Quaglie alla cacciatora. Have you ever seen quail in the supermarket and wondered what the hell you are supposed to do with them? I finally decided to have a go cooking them. An Italian friend gave me this recipe and it was a piece of cake to make. It would work well with chicken pieces as well, if you don’t fancy the quail.
70 grams butter
1 glass white wine
2 tablespoons flour
1 bay leaf
1 tablespoon parsley — chopped
salt and pepper
Melt the butter in a pan and add the quail and the bay leaf. Season with salt and pepper and fry until the quail are done, turning frequently so they are evenly coloured, about 15 minutes. Remove to a warmed serving dish.
Sprinkle the flour into the pan and stir with a wooden spoon, making sure there are no lumps. Add the wine and stir rapidly until the sauce is smooth. Allow to simmer for a couple of minutes.
Pour the sauce around the quail, sprinkle on the parsley and serve.
This dish looks quite tricky to prepare but is actually very easy. It’s been a favourite of mine for a while now. It turns an ordinary chicken leg into quite a show off dish. Serves 4
Stuffed Chicken Leg ingredients
4 whole chicken legs — leg and thigh
4 slices parma ham
50 grams bread crumbs — freshly ground
1 tablespoon parsley — chopped
1/4 whole nutmeg — grated
75 grams mortadella — chopped
1 clove garlic — chopped
Bone the legs. This is a bit fiddly but not too difficult. You should get one roughly rectangular shaped fillet from each leg.
Mix together the eggs, bread crumbs, parsley, garlic, mortadella and nutmeg to make the stuffing. Season with pepper. Don’t add salt because both the mortadella and the parma ham are quite salty.
Place 1/4 of the mix along the centre of each leg fillet.
Fillet with stuffing
Roll up to form a sausage shape and then wrap with a slice of Parma ham. If the slices are quite small then you might have to use two. It is easiest if you place the ham flat on a chopping board, place the chicken on top and then roll up.
stuffed chicken leg ready to cook
Place on an oiled baking tray and roast for 20 minutes at 200°C 400°F or gas mark 6
Allow to rest for a few minute and then slice into thick rounds.
Stuffed chicken leg finished dish
Note. The is my version of a recipe by Antonio Carluccio. The original used back bacon instead of Parma ham. If you use bacon you will probably have to tie the fillets with kitchen string. You will also need to brown them in olive oil before roasting
Finally something other than pasta 🙂 This is another really simple dish which tastes great. My attempt to recreate a dish I was served in a university canteen last week. I’m still trying to get my head around the idea that it doesn’t seem to be possible to eat badly here, even in a student canteen!

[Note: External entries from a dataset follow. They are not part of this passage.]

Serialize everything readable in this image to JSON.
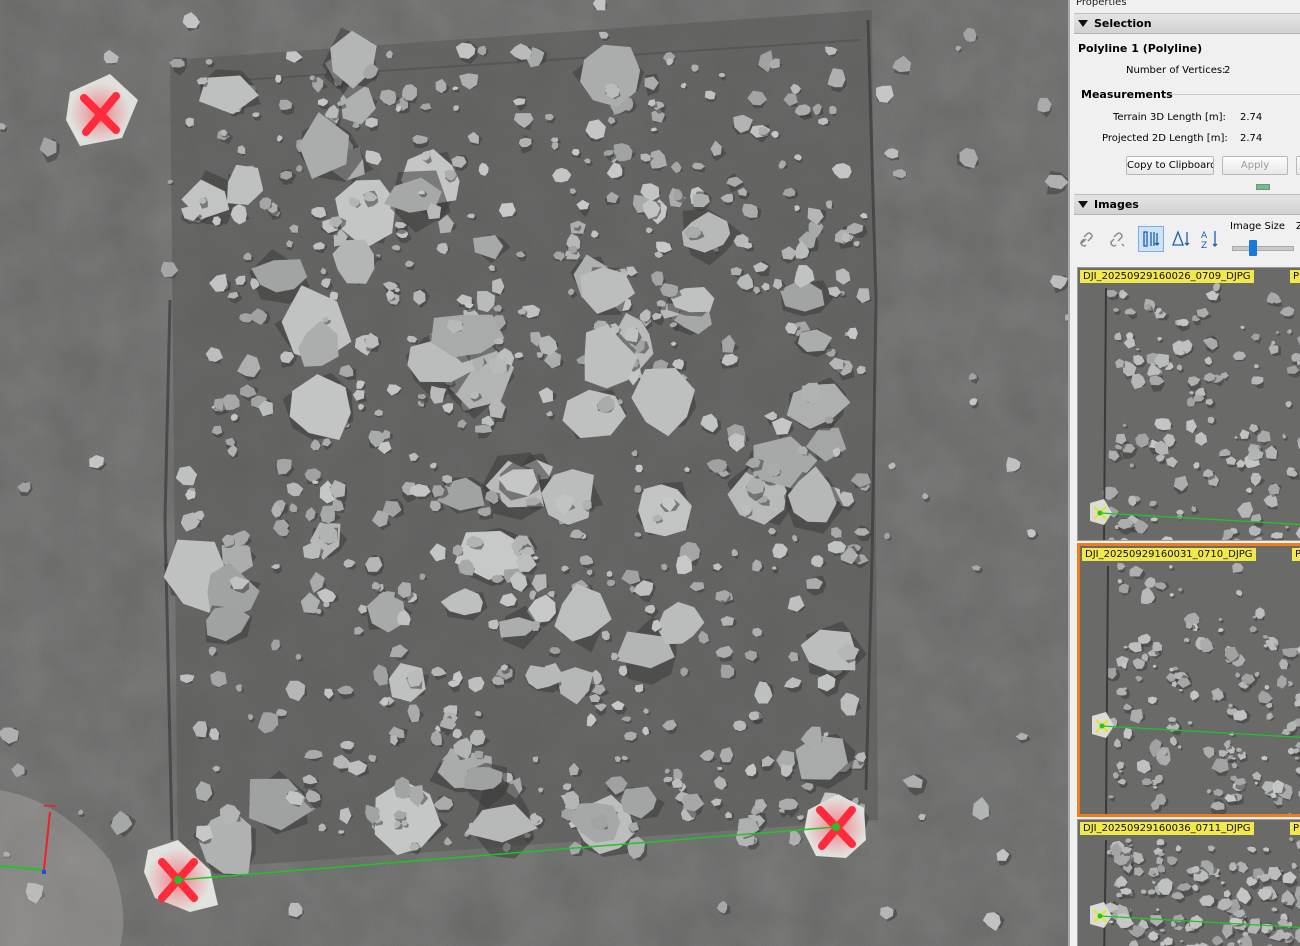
{
  "panel": {
    "title": "Properties",
    "selection": {
      "header": "Selection",
      "object_name": "Polyline 1 (Polyline)",
      "vertices_label": "Number of Vertices:",
      "vertices_value": "2",
      "measurements_header": "Measurements",
      "terrain_label": "Terrain 3D Length [m]:",
      "terrain_value": "2.74",
      "projected_label": "Projected 2D Length [m]:",
      "projected_value": "2.74",
      "copy_button": "Copy to Clipboard",
      "apply_button": "Apply"
    },
    "images": {
      "header": "Images",
      "image_size_label": "Image Size",
      "image_size_truncated": "Z",
      "thumbnails": [
        {
          "name": "DJI_20250929160026_0709_DJPG",
          "side_label": "P",
          "selected": false
        },
        {
          "name": "DJI_20250929160031_0710_DJPG",
          "side_label": "P",
          "selected": true
        },
        {
          "name": "DJI_20250929160036_0711_DJPG",
          "side_label": "P",
          "selected": false
        }
      ]
    }
  },
  "colors": {
    "polyline": "#22c22a",
    "marker": "#ff2a3c",
    "selected_border": "#f07c1c",
    "label_bg": "#f1e84c",
    "accent": "#1979d8"
  },
  "icons": [
    "link-icon",
    "unlink-icon",
    "sort-distance-icon",
    "sort-angle-icon",
    "sort-alpha-icon",
    "axis-gizmo-icon"
  ]
}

In the original version the chicken was beaten into a steak, but I prefer it au natural 🙂 It works best with salted capers but it’s still good with pickled. You must soak either variety first though.
If you can’t find unwaxed lemons, you can wash the wax off in hot water.
4 chicken breasts without skin
flour for dusting
50 grams butter
1 tablespoon capers — preferably salted
1 large lemon — unwaxed if possible
salt and pepper
Dust the chicken breasts with flour
Soak the capers in cold water for a few minutes and drain. Squeeze and zest the lemon.
Fry the chicken breasts in the butter until golden brown. About 15-20
minutes depending on the size.
Remove the chicken and keep warm.
Deglaze the pan with the lemon juice.
Add the zest and the capers and stir well.
Season with salt and pepper.
Pour over the chicken breasts and serve.
Ps I was in an artistic mood when I took this shot. Didn’t really work though 🙂